Another example is Penn Medicine in Philadelphia which launched an ‘innovation tournament’ across the organization as part of its efforts to improve patient care. Participants worked with professors from Wharton Business School to prepare for the ideas challenge. More than 1,750 ideas were submitted by 1,400 participants, out of which 10 were selected. The focus was on getting ideas around the front end and some of the submitted ideas included:
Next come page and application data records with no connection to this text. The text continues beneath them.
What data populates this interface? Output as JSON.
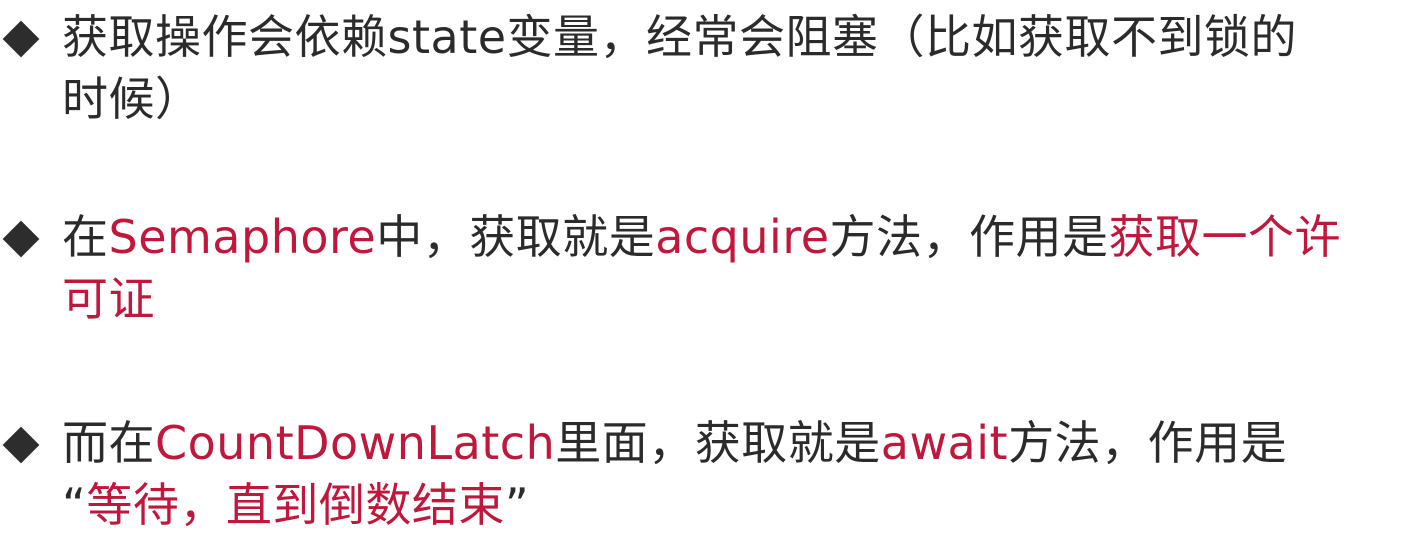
{
  "colors": {
    "text": "#2b2b2b",
    "highlight": "#c0183d",
    "bullet": "#2d2d2d"
  },
  "bullets": [
    {
      "icon": "diamond-bullet-icon",
      "line1": "获取操作会依赖state变量，经常会阻塞（比如获取不到锁的",
      "line2": "时候）"
    },
    {
      "icon": "diamond-bullet-icon",
      "t1": "在",
      "h1": "Semaphore",
      "t2": "中，获取就是",
      "h2": "acquire",
      "t3": "方法，作用是",
      "h3": "获取一个许",
      "h4": "可证"
    },
    {
      "icon": "diamond-bullet-icon",
      "t1": "而在",
      "h1": "CountDownLatch",
      "t2": "里面，获取就是",
      "h2": "await",
      "t3": "方法，作用是",
      "q_open": "“",
      "h3": "等待，直到倒数结束",
      "q_close": "”"
    }
  ]
}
  • Check-out management: Exclusive waiting rooms with TV, Internet and other facilities for patients waiting to be discharged so as to reduce space congestion and make their waiting time more comfortable.
  • Space for emotional privacy: An exclusive and friendly space for individuals and families to mourn the loss of dear ones in private.
  • Online patient organizer: A web based app that helps first time patients prepare better for their appointment by providing check lists for documents, medicines, etc to be carried and giving information regarding the hospital navigation, the consulting doctor etc.
  • Help for non-English speakers: Iconography cards to help non-English speaking patients express themselves and seek help in case of emergencies or other situations.

As Arlen Meyers, MD, President and CEO of the Society of Physician Entrepreneurs, says in a report, although many good ideas come from the front line, physicians must also be encouraged to think innovatively about patient experience. An academic study also builds a strong case to encourage intrapreneurship among nurses. Given they comprise a large part of the front-line staff for healthcare delivery, nurses should also be given the freedom to create and design innovative systems for improving patient experience.

According to a Harvard Business Review article quoted in a university study, employees who have the potential to be intrapreneurs, show some marked characteristics. These include a sense of ownership, perseverance, emotional intelligence and the ability to look at the big picture along with the desire, and ideas, to improve it. But trust and support of the management is essential to bringing out and taking the ideas forward.

Creating an environment conducive to innovation is the first step to bringing about innovation-driven outcomes. These were just some of the insights on healthcare management gleaned from the Hospital Leadership Summit hosted by Abbott. In over 150 countries, Abbott, which is among the top 100 global innovator companies, is working with hospitals and healthcare professionals to improve the quality of health services.

To read more content on best practices for hospital leaders, visit Abbott’s Bringing Health to Life portal here.

This article was produced on behalf of Abbott by the Scroll.in marketing team and not by the Scroll.in editorial staff.